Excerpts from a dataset

------------------------------

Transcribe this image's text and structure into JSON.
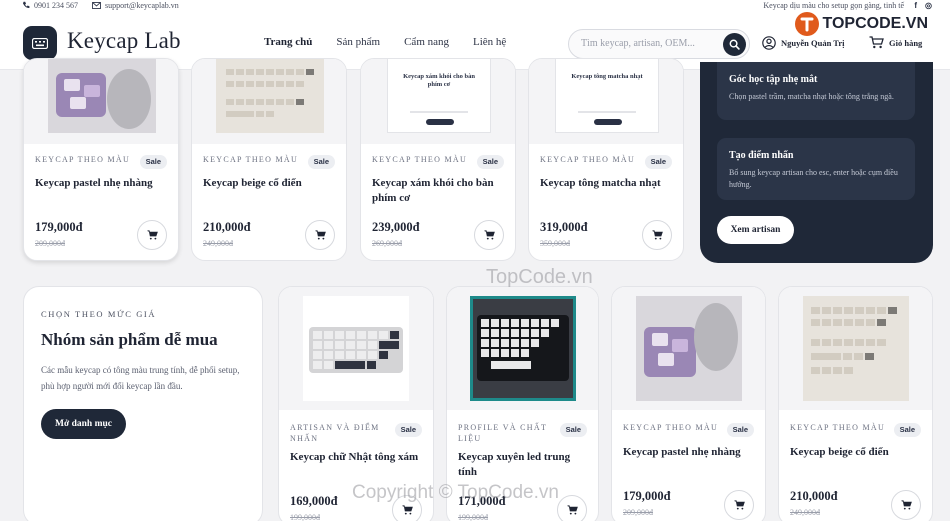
{
  "topbar": {
    "phone": "0901 234 567",
    "email": "support@keycaplab.vn",
    "promo": "Keycap dịu màu cho setup gọn gàng, tinh tế"
  },
  "header": {
    "brand": "Keycap Lab",
    "nav": [
      "Trang chủ",
      "Sản phẩm",
      "Cẩm nang",
      "Liên hệ"
    ],
    "search_placeholder": "Tìm keycap, artisan, OEM...",
    "user": "Nguyễn Quản Trị",
    "cart": "Giỏ hàng"
  },
  "products_row1": [
    {
      "category": "KEYCAP THEO MÀU",
      "badge": "Sale",
      "name": "Keycap pastel nhẹ nhàng",
      "price": "179,000đ",
      "old_price": "209,000đ",
      "image": "purple-keycap-photo"
    },
    {
      "category": "KEYCAP THEO MÀU",
      "badge": "Sale",
      "name": "Keycap beige cổ điển",
      "price": "210,000đ",
      "old_price": "249,000đ",
      "image": "beige-keycap-set"
    },
    {
      "category": "KEYCAP THEO MÀU",
      "badge": "Sale",
      "name": "Keycap xám khói cho bàn phím cơ",
      "price": "239,000đ",
      "old_price": "269,000đ",
      "image": "placeholder-card",
      "image_text": "Keycap xám khói cho bàn phím cơ"
    },
    {
      "category": "KEYCAP THEO MÀU",
      "badge": "Sale",
      "name": "Keycap tông matcha nhạt",
      "price": "319,000đ",
      "old_price": "359,000đ",
      "image": "placeholder-card",
      "image_text": "Keycap tông matcha nhạt"
    }
  ],
  "sidebar_panel": {
    "tips": [
      {
        "title": "Góc học tập nhẹ mắt",
        "desc": "Chọn pastel trầm, matcha nhạt hoặc tông trắng ngà."
      },
      {
        "title": "Tạo điểm nhấn",
        "desc": "Bổ sung keycap artisan cho esc, enter hoặc cụm điều hướng."
      }
    ],
    "cta": "Xem artisan"
  },
  "promo": {
    "eyebrow": "CHỌN THEO MỨC GIÁ",
    "title": "Nhóm sản phẩm dễ mua",
    "desc": "Các mẫu keycap có tông màu trung tính, dễ phối setup, phù hợp người mới đổi keycap lần đầu.",
    "button": "Mở danh mục"
  },
  "products_row2": [
    {
      "category": "ARTISAN VÀ ĐIỂM NHẤN",
      "badge": "Sale",
      "name": "Keycap chữ Nhật tông xám",
      "price": "169,000đ",
      "old_price": "199,000đ",
      "image": "white-keyboard"
    },
    {
      "category": "PROFILE VÀ CHẤT LIỆU",
      "badge": "Sale",
      "name": "Keycap xuyên led trung tính",
      "price": "171,000đ",
      "old_price": "199,000đ",
      "image": "dark-keyboard"
    },
    {
      "category": "KEYCAP THEO MÀU",
      "badge": "Sale",
      "name": "Keycap pastel nhẹ nhàng",
      "price": "179,000đ",
      "old_price": "209,000đ",
      "image": "purple-keycap-photo"
    },
    {
      "category": "KEYCAP THEO MÀU",
      "badge": "Sale",
      "name": "Keycap beige cổ điển",
      "price": "210,000đ",
      "old_price": "249,000đ",
      "image": "beige-keycap-set"
    }
  ],
  "watermark": {
    "mid": "TopCode.vn",
    "bottom": "Copyright © TopCode.vn",
    "logo": "TOPCODE.VN"
  },
  "colors": {
    "primary": "#1f2838",
    "panel_tile": "#2b3548",
    "background": "#f2f2f4",
    "logo_accent": "#e05a1c"
  }
}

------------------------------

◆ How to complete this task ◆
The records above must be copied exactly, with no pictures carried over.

◆ Task solution ◆
Transcribe this image's text and structure into JSON.
{
  "topbar": {
    "phone": "0901 234 567",
    "email": "support@keycaplab.vn",
    "promo": "Keycap dịu màu cho setup gọn gàng, tinh tế"
  },
  "header": {
    "brand": "Keycap Lab",
    "nav": [
      "Trang chủ",
      "Sản phẩm",
      "Cẩm nang",
      "Liên hệ"
    ],
    "search_placeholder": "Tìm keycap, artisan, OEM...",
    "user": "Nguyễn Quản Trị",
    "cart": "Giỏ hàng"
  },
  "products_row1": [
    {
      "category": "KEYCAP THEO MÀU",
      "badge": "Sale",
      "name": "Keycap pastel nhẹ nhàng",
      "price": "179,000đ",
      "old_price": "209,000đ",
      "image": "purple-keycap-photo"
    },
    {
      "category": "KEYCAP THEO MÀU",
      "badge": "Sale",
      "name": "Keycap beige cổ điển",
      "price": "210,000đ",
      "old_price": "249,000đ",
      "image": "beige-keycap-set"
    },
    {
      "category": "KEYCAP THEO MÀU",
      "badge": "Sale",
      "name": "Keycap xám khói cho bàn phím cơ",
      "price": "239,000đ",
      "old_price": "269,000đ",
      "image": "placeholder-card",
      "image_text": "Keycap xám khói cho bàn phím cơ"
    },
    {
      "category": "KEYCAP THEO MÀU",
      "badge": "Sale",
      "name": "Keycap tông matcha nhạt",
      "price": "319,000đ",
      "old_price": "359,000đ",
      "image": "placeholder-card",
      "image_text": "Keycap tông matcha nhạt"
    }
  ],
  "sidebar_panel": {
    "tips": [
      {
        "title": "Góc học tập nhẹ mắt",
        "desc": "Chọn pastel trầm, matcha nhạt hoặc tông trắng ngà."
      },
      {
        "title": "Tạo điểm nhấn",
        "desc": "Bổ sung keycap artisan cho esc, enter hoặc cụm điều hướng."
      }
    ],
    "cta": "Xem artisan"
  },
  "promo": {
    "eyebrow": "CHỌN THEO MỨC GIÁ",
    "title": "Nhóm sản phẩm dễ mua",
    "desc": "Các mẫu keycap có tông màu trung tính, dễ phối setup, phù hợp người mới đổi keycap lần đầu.",
    "button": "Mở danh mục"
  },
  "products_row2": [
    {
      "category": "ARTISAN VÀ ĐIỂM NHẤN",
      "badge": "Sale",
      "name": "Keycap chữ Nhật tông xám",
      "price": "169,000đ",
      "old_price": "199,000đ",
      "image": "white-keyboard"
    },
    {
      "category": "PROFILE VÀ CHẤT LIỆU",
      "badge": "Sale",
      "name": "Keycap xuyên led trung tính",
      "price": "171,000đ",
      "old_price": "199,000đ",
      "image": "dark-keyboard"
    },
    {
      "category": "KEYCAP THEO MÀU",
      "badge": "Sale",
      "name": "Keycap pastel nhẹ nhàng",
      "price": "179,000đ",
      "old_price": "209,000đ",
      "image": "purple-keycap-photo"
    },
    {
      "category": "KEYCAP THEO MÀU",
      "badge": "Sale",
      "name": "Keycap beige cổ điển",
      "price": "210,000đ",
      "old_price": "249,000đ",
      "image": "beige-keycap-set"
    }
  ],
  "watermark": {
    "mid": "TopCode.vn",
    "bottom": "Copyright © TopCode.vn",
    "logo": "TOPCODE.VN"
  },
  "colors": {
    "primary": "#1f2838",
    "panel_tile": "#2b3548",
    "background": "#f2f2f4",
    "logo_accent": "#e05a1c"
  }
}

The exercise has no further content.